## Aim of the exercise
From the listing, collect all lines containing the word "Select".

++++ Material supplied

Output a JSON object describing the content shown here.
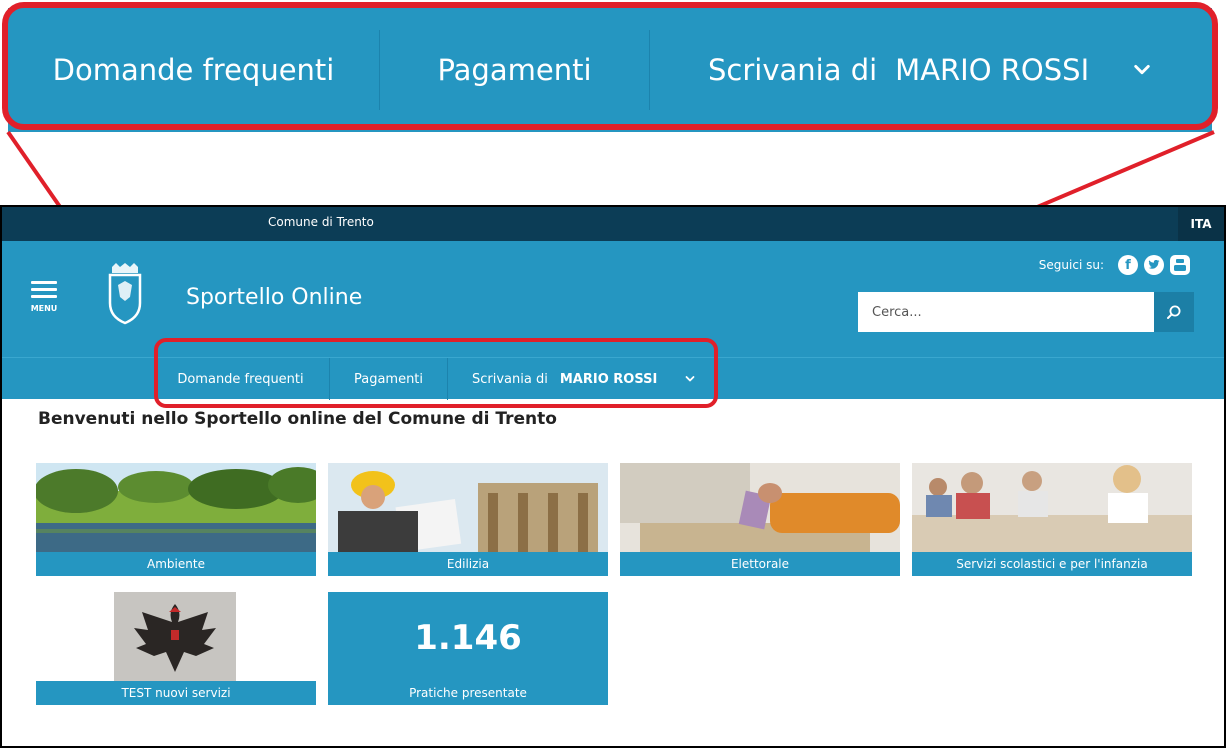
{
  "zoom": {
    "faq_label": "Domande frequenti",
    "payments_label": "Pagamenti",
    "desk_prefix": "Scrivania di",
    "user_name": "MARIO ROSSI"
  },
  "topbar": {
    "org_name": "Comune di Trento",
    "language": "ITA"
  },
  "header": {
    "menu_label": "MENU",
    "site_title": "Sportello Online",
    "follow_label": "Seguici su:",
    "social_icons": [
      "facebook-icon",
      "twitter-icon",
      "youtube-icon"
    ],
    "search_placeholder": "Cerca..."
  },
  "nav": {
    "faq_label": "Domande frequenti",
    "payments_label": "Pagamenti",
    "desk_prefix": "Scrivania di",
    "user_name": "MARIO ROSSI"
  },
  "main": {
    "welcome": "Benvenuti nello Sportello online del Comune di Trento",
    "tiles": [
      {
        "label": "Ambiente"
      },
      {
        "label": "Edilizia"
      },
      {
        "label": "Elettorale"
      },
      {
        "label": "Servizi scolastici e per l'infanzia"
      },
      {
        "label": "TEST nuovi servizi"
      }
    ],
    "stat": {
      "value": "1.146",
      "label": "Pratiche presentate"
    }
  },
  "colors": {
    "brand_blue": "#2596c1",
    "top_bar": "#0c3d56",
    "highlight_red": "#e0202a"
  }
}
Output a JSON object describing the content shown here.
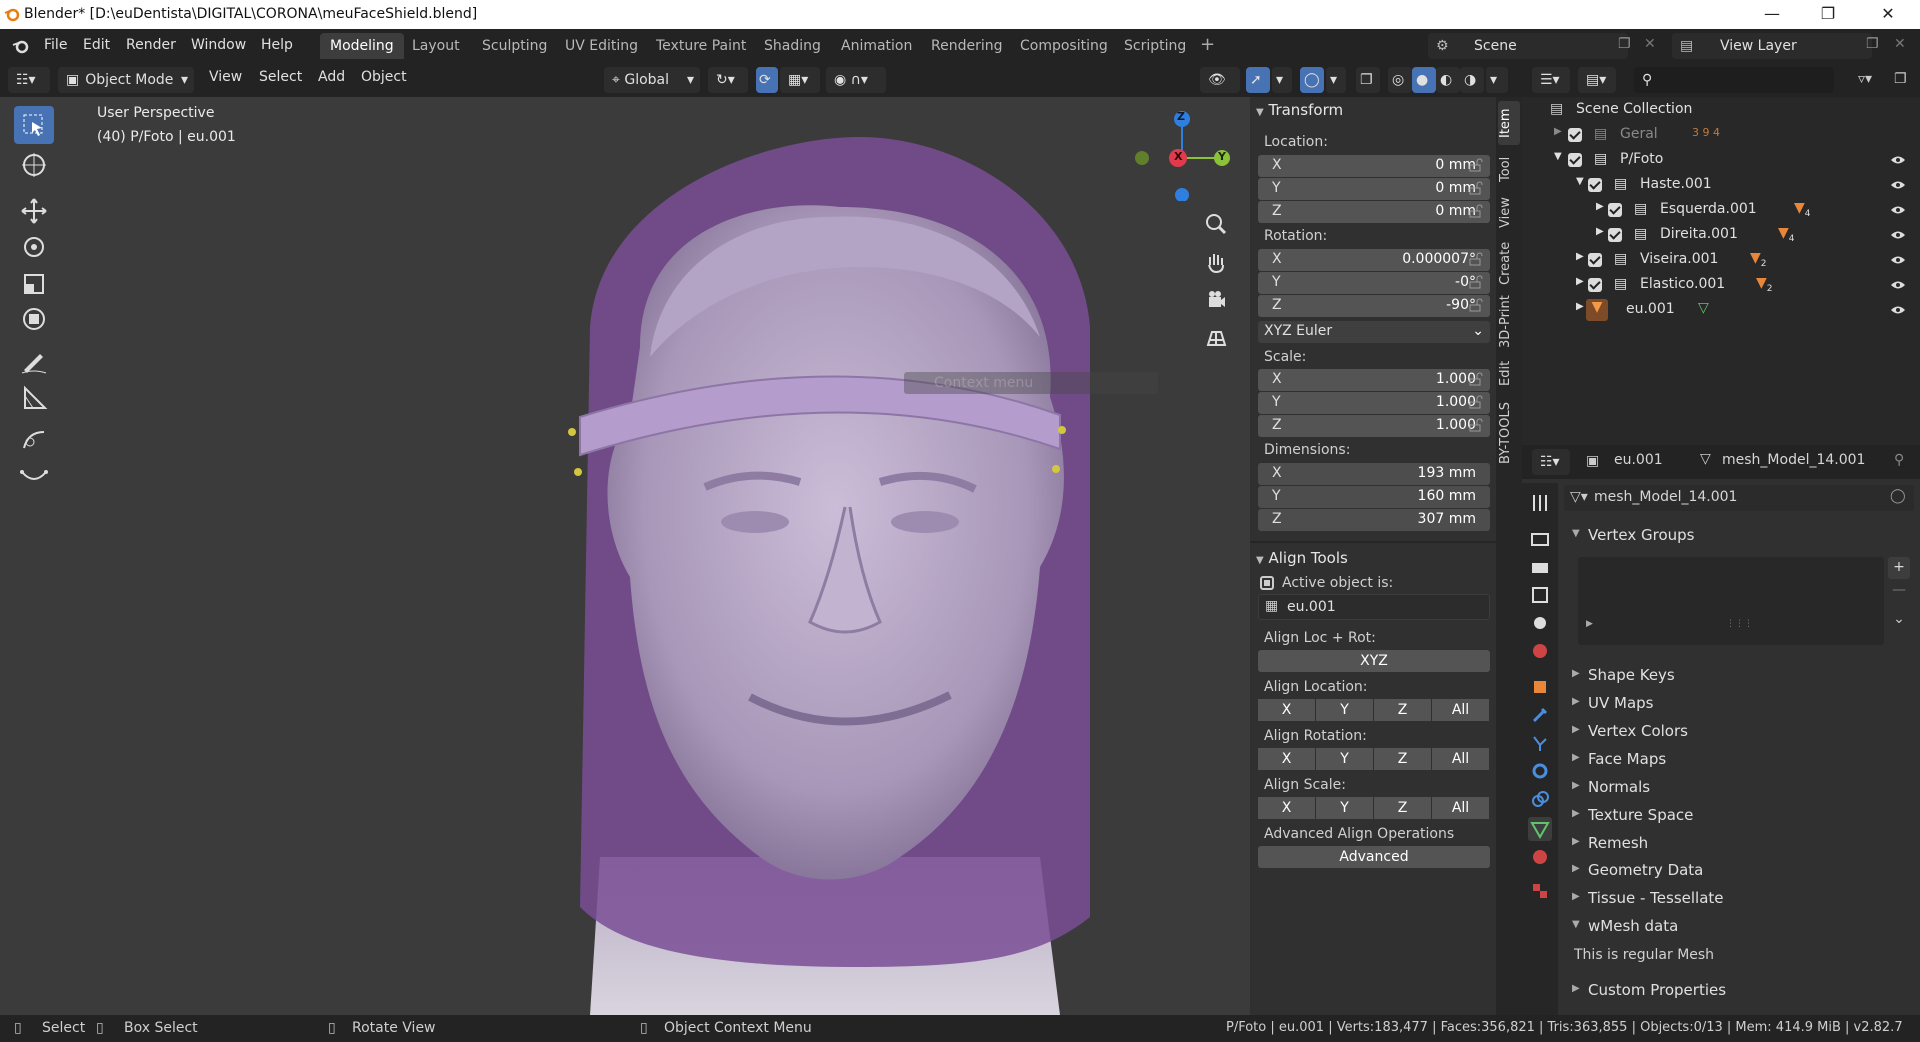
{
  "title_bar": {
    "title": "Blender* [D:\\euDentista\\DIGITAL\\CORONA\\meuFaceShield.blend]"
  },
  "menu": {
    "items": [
      "File",
      "Edit",
      "Render",
      "Window",
      "Help"
    ]
  },
  "workspaces": [
    "Modeling",
    "Layout",
    "Sculpting",
    "UV Editing",
    "Texture Paint",
    "Shading",
    "Animation",
    "Rendering",
    "Compositing",
    "Scripting"
  ],
  "active_workspace": "Modeling",
  "scene": {
    "label": "Scene",
    "view_layer": "View Layer"
  },
  "viewport_header": {
    "mode": "Object Mode",
    "menus": [
      "View",
      "Select",
      "Add",
      "Object"
    ],
    "orientation": "Global"
  },
  "viewport": {
    "perspective": "User Perspective",
    "info": "(40) P/Foto | eu.001",
    "tooltip": "Context menu"
  },
  "gizmo": {
    "x": "X",
    "y": "Y",
    "z": "Z"
  },
  "npanel": {
    "transform": {
      "title": "Transform",
      "location_label": "Location:",
      "location": [
        {
          "axis": "X",
          "value": "0 mm"
        },
        {
          "axis": "Y",
          "value": "0 mm"
        },
        {
          "axis": "Z",
          "value": "0 mm"
        }
      ],
      "rotation_label": "Rotation:",
      "rotation": [
        {
          "axis": "X",
          "value": "0.000007°"
        },
        {
          "axis": "Y",
          "value": "-0°"
        },
        {
          "axis": "Z",
          "value": "-90°"
        }
      ],
      "rotation_mode": "XYZ Euler",
      "scale_label": "Scale:",
      "scale": [
        {
          "axis": "X",
          "value": "1.000"
        },
        {
          "axis": "Y",
          "value": "1.000"
        },
        {
          "axis": "Z",
          "value": "1.000"
        }
      ],
      "dimensions_label": "Dimensions:",
      "dimensions": [
        {
          "axis": "X",
          "value": "193 mm"
        },
        {
          "axis": "Y",
          "value": "160 mm"
        },
        {
          "axis": "Z",
          "value": "307 mm"
        }
      ]
    },
    "align": {
      "title": "Align Tools",
      "active_label": "Active object is:",
      "active_object": "eu.001",
      "loc_rot_label": "Align Loc + Rot:",
      "loc_rot_button": "XYZ",
      "location_label": "Align Location:",
      "rotation_label": "Align Rotation:",
      "scale_label": "Align Scale:",
      "axes": [
        "X",
        "Y",
        "Z",
        "All"
      ],
      "advanced_label": "Advanced Align Operations",
      "advanced_button": "Advanced"
    },
    "tabs": [
      "Item",
      "Tool",
      "View",
      "Create",
      "3D-Print",
      "Edit",
      "BY-TOOLS"
    ]
  },
  "outliner": {
    "root": "Scene Collection",
    "rows": [
      {
        "name": "Geral",
        "counts": "3  9  4"
      },
      {
        "name": "P/Foto"
      },
      {
        "name": "Haste.001"
      },
      {
        "name": "Esquerda.001",
        "badge": "4"
      },
      {
        "name": "Direita.001",
        "badge": "4"
      },
      {
        "name": "Viseira.001",
        "badge": "2"
      },
      {
        "name": "Elastico.001",
        "badge": "2"
      },
      {
        "name": "eu.001"
      }
    ]
  },
  "properties": {
    "object": "eu.001",
    "mesh": "mesh_Model_14.001",
    "mesh_field": "mesh_Model_14.001",
    "sections": [
      "Vertex Groups",
      "Shape Keys",
      "UV Maps",
      "Vertex Colors",
      "Face Maps",
      "Normals",
      "Texture Space",
      "Remesh",
      "Geometry Data",
      "Tissue - Tessellate",
      "wMesh data",
      "Custom Properties"
    ],
    "wmesh_text": "This is regular Mesh"
  },
  "status_bar": {
    "select": "Select",
    "box_select": "Box Select",
    "rotate": "Rotate View",
    "context": "Object Context Menu",
    "stats": "P/Foto | eu.001 | Verts:183,477 | Faces:356,821 | Tris:363,855 | Objects:0/13 | Mem: 414.9 MiB | v2.82.7"
  },
  "colors": {
    "accent": "#4772b3",
    "shield": "#8a5aa6",
    "face": "#b8a8c6",
    "x_axis": "#e23a4d",
    "y_axis": "#8bc23a",
    "z_axis": "#2f7fe0"
  }
}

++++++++

## Reply
      "Select",
    "select": "Select",
    "box_select": "Box Select",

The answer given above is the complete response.